## Task statement
Across the whole listing, return each line exactly, with no images included.

---------- Data records ----------

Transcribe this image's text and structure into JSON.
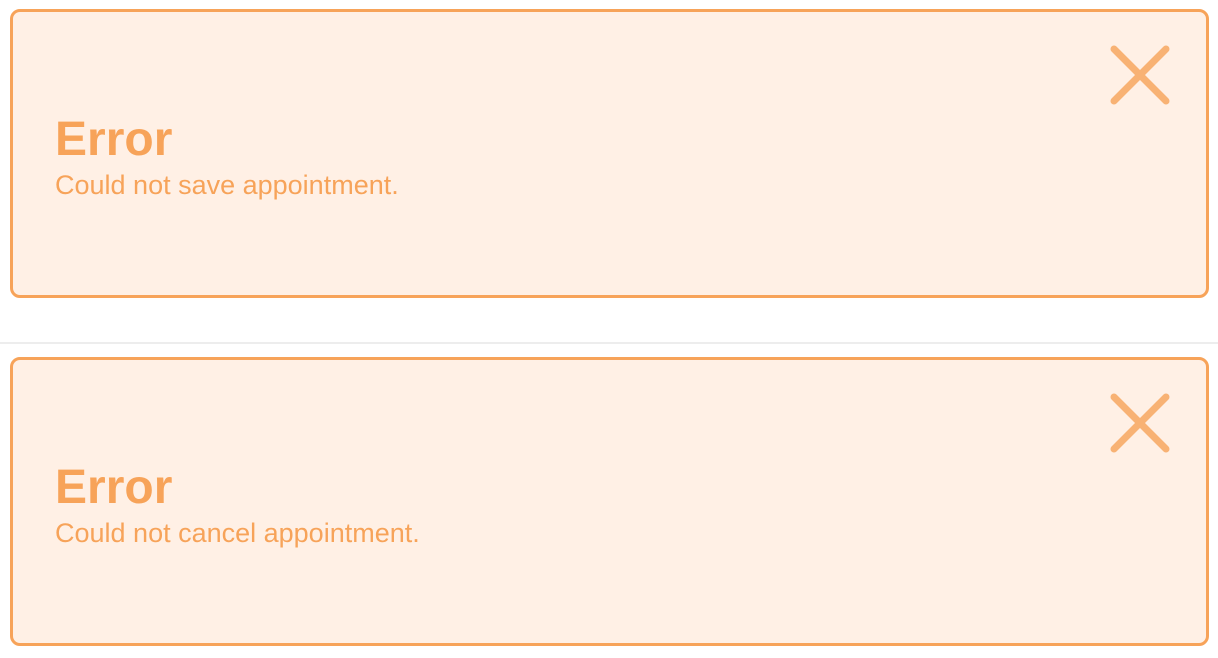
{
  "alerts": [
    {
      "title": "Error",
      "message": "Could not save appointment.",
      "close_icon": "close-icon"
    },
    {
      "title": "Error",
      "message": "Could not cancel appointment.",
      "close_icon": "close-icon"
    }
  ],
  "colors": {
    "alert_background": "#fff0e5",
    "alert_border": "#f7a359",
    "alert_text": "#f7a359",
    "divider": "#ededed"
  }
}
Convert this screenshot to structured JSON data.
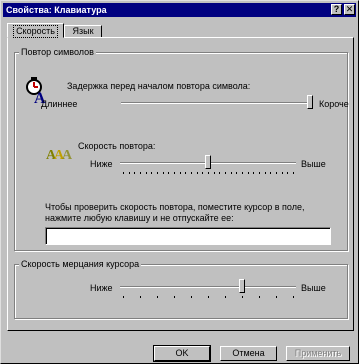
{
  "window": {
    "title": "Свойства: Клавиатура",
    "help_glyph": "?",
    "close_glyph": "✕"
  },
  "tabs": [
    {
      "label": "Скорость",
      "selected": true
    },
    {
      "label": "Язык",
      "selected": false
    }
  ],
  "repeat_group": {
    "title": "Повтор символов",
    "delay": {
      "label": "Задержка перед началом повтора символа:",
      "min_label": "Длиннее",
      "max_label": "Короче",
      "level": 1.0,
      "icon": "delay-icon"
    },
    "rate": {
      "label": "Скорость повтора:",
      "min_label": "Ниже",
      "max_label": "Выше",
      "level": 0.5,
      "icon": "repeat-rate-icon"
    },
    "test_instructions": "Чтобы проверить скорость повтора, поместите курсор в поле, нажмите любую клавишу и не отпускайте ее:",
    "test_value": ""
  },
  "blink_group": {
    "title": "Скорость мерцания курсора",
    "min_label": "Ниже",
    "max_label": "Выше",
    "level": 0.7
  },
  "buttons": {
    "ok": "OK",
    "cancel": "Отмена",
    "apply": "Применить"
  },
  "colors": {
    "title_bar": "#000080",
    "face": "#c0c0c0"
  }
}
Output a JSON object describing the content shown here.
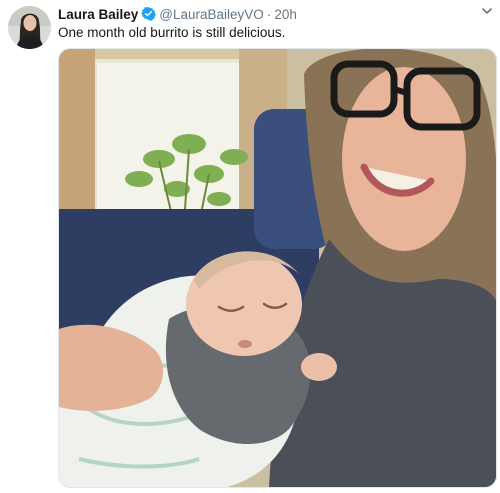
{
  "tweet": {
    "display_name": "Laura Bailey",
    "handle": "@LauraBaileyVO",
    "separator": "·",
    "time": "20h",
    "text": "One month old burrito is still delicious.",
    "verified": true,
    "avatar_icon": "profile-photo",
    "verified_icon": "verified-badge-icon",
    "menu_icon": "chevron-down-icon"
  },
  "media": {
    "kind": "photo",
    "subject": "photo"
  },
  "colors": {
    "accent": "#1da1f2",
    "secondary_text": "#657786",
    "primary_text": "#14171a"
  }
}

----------

## Expected answer
Transcribe this image's text and structure into JSON.
{
  "alerts": [
    {
      "title": "Error",
      "message": "Could not save appointment.",
      "close_icon": "close-icon"
    },
    {
      "title": "Error",
      "message": "Could not cancel appointment.",
      "close_icon": "close-icon"
    }
  ],
  "colors": {
    "alert_background": "#fff0e5",
    "alert_border": "#f7a359",
    "alert_text": "#f7a359",
    "divider": "#ededed"
  }
}
Convert this screenshot to structured JSON data.
{
  "window": {
    "title": "Свойства: Клавиатура",
    "help_glyph": "?",
    "close_glyph": "✕"
  },
  "tabs": [
    {
      "label": "Скорость",
      "selected": true
    },
    {
      "label": "Язык",
      "selected": false
    }
  ],
  "repeat_group": {
    "title": "Повтор символов",
    "delay": {
      "label": "Задержка перед началом повтора символа:",
      "min_label": "Длиннее",
      "max_label": "Короче",
      "level": 1.0,
      "icon": "delay-icon"
    },
    "rate": {
      "label": "Скорость повтора:",
      "min_label": "Ниже",
      "max_label": "Выше",
      "level": 0.5,
      "icon": "repeat-rate-icon"
    },
    "test_instructions": "Чтобы проверить скорость повтора, поместите курсор в поле, нажмите любую клавишу и не отпускайте ее:",
    "test_value": ""
  },
  "blink_group": {
    "title": "Скорость мерцания курсора",
    "min_label": "Ниже",
    "max_label": "Выше",
    "level": 0.7
  },
  "buttons": {
    "ok": "OK",
    "cancel": "Отмена",
    "apply": "Применить"
  },
  "colors": {
    "title_bar": "#000080",
    "face": "#c0c0c0"
  }
}
Output a JSON object describing the content shown here.
{
  "tweet": {
    "display_name": "Laura Bailey",
    "handle": "@LauraBaileyVO",
    "separator": "·",
    "time": "20h",
    "text": "One month old burrito is still delicious.",
    "verified": true,
    "avatar_icon": "profile-photo",
    "verified_icon": "verified-badge-icon",
    "menu_icon": "chevron-down-icon"
  },
  "media": {
    "kind": "photo",
    "subject": "photo"
  },
  "colors": {
    "accent": "#1da1f2",
    "secondary_text": "#657786",
    "primary_text": "#14171a"
  }
}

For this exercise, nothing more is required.